With no economic growth, high unemployment and an enormous government debt burden, it is clear that President Ramaphosa, Finance Minister Tito Mboweni and the rest of government face an almost impossible task ahead in restructuring the economy, finding the necessary funding to kickstart growth, and simultaneously financing all of South Africa’s other fiscal obligations. But while the road ahead may be treacherous, it is important to acknowledge that the economic reform plans on the table are rather impressive, and if implemented efficiently, could finally see South Africa achieve an upward growth trajectory.
As part of the emerging market basket, South Africa suffered massive volatility in financial markets throughout 2020, and will continue to do so as investors switch between risk-on and risk-off sentiment driven by global factors. With copious amounts of money in circulation following synchronized stimulus by central banks, and the local interest rate being significantly higher than the developed world, one can understand why the rand rallies every time we see a switch to risk-on. Over the past two weeks, however, the switch between risk-on and risk-off has caused severe volatility in the local currency market, trading between R16.17 and R17.20/$.
That said, it’s been argued many times that the rand’s volatility is not always negative, as it is a function of the efficiency of the local financial market and the fact that the local unit often serves as a proxy for a large portion of emerging markets.
Local PPI increased by 2.4% year-on-year in August, while CPI remained steady at 3.3%.
Unemployment dropped to 23.3% in Q2 from 30.1%, although on closer examination this is by no means a positive outcome. It’s easy to be deceived by a drop in the percentage unemployed, but one needs to consider that the definition of unemployment only includes people between the ages of 16 and 65 actively seeking employment. Taking another look at the job numbers, a decline of 2.2 million jobs seen together with this definition means that jobs were not only eroded during lockdown, but that many people gave up on finding employment altogether.
Uncertainty remains rife as we head towards the US presidential elections, and we can expect the US dollar to remain under pressure – especially with additional stimulus talks underway. A subdued dollar poses yet another opportunity for emerging markets (including the local currency market) to gain some momentum in the short and medium term. Meanwhile, the MTBPS remains a key highlight on the local calendar for October.

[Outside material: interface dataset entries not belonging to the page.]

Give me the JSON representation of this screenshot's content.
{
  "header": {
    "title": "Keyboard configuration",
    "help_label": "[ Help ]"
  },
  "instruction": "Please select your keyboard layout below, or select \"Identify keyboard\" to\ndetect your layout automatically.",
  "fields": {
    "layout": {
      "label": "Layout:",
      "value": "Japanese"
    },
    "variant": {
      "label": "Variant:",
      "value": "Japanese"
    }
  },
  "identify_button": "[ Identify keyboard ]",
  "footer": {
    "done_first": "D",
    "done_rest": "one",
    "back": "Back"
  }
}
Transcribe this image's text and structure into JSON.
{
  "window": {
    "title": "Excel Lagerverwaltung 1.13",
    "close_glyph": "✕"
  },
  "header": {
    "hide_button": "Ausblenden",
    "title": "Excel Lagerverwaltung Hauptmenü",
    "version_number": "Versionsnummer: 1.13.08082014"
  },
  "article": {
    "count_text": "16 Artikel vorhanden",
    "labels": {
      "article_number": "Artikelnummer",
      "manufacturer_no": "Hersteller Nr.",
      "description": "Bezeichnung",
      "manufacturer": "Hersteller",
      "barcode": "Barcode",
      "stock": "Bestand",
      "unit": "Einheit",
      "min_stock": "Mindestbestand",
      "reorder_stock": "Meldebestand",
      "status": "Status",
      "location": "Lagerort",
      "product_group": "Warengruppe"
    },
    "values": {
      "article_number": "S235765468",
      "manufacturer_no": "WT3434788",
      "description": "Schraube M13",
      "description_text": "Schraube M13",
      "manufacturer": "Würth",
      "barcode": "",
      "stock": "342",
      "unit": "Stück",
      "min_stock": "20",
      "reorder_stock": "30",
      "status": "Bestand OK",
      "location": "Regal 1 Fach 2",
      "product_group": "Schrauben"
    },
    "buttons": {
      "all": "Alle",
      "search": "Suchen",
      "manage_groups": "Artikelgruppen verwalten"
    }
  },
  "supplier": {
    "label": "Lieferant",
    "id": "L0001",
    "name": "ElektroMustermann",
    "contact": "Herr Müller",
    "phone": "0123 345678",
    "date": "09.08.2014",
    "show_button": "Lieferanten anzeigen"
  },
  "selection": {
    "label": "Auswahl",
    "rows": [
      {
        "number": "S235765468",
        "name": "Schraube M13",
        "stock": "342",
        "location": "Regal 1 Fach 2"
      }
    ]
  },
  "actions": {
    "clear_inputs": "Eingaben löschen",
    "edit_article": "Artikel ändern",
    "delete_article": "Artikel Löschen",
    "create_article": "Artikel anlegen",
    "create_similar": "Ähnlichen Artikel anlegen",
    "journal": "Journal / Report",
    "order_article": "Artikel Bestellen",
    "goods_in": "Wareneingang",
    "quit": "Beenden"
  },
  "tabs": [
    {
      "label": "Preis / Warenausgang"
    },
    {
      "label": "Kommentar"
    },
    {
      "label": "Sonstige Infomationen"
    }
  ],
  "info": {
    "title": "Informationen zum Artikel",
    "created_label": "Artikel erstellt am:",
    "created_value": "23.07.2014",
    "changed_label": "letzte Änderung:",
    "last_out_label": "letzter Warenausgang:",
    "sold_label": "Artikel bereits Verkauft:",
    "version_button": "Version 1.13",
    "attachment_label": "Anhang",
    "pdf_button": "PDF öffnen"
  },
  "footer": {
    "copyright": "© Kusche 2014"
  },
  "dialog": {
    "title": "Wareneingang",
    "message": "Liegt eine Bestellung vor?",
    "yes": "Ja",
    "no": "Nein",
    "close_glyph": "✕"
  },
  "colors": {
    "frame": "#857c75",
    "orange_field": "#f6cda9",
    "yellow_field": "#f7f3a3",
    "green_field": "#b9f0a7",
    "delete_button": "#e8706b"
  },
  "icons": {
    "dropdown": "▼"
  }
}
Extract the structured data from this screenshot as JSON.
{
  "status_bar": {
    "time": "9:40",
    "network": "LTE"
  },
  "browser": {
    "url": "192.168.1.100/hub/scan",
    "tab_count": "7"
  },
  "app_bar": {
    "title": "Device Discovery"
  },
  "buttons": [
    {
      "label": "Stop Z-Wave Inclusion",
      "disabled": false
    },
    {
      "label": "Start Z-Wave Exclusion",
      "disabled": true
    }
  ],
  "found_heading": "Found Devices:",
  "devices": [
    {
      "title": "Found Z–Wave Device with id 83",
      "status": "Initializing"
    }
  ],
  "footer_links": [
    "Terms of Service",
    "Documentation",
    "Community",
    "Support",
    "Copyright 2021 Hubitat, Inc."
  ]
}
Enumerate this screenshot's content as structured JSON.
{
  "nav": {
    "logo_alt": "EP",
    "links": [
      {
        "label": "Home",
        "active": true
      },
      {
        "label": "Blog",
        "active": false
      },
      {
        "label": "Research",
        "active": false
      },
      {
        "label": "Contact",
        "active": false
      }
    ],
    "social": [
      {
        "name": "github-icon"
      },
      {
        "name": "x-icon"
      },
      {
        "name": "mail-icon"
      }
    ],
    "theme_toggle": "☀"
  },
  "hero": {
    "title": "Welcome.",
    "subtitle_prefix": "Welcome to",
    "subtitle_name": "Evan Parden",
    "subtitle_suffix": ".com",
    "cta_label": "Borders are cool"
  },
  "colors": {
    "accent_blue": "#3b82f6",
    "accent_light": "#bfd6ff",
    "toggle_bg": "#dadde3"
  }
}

From a data and events perspective, we will keep an eye on:
- Local Standard Bank PMI
- EU Markit Composite PMI
- UK Composite PMI
- US Markit Composite PMI
- US JOLTs job openings
- CNY imports and exports
- US FOMC meeting minutes
- BOE meeting minutes
- Caixin services PMI
- Local manufacturing PMI
- ECB policy statement
- UK industrial production
- UK GDP
The rand started the day trading at R16.63/$, R19.50/€ and R21.40/£.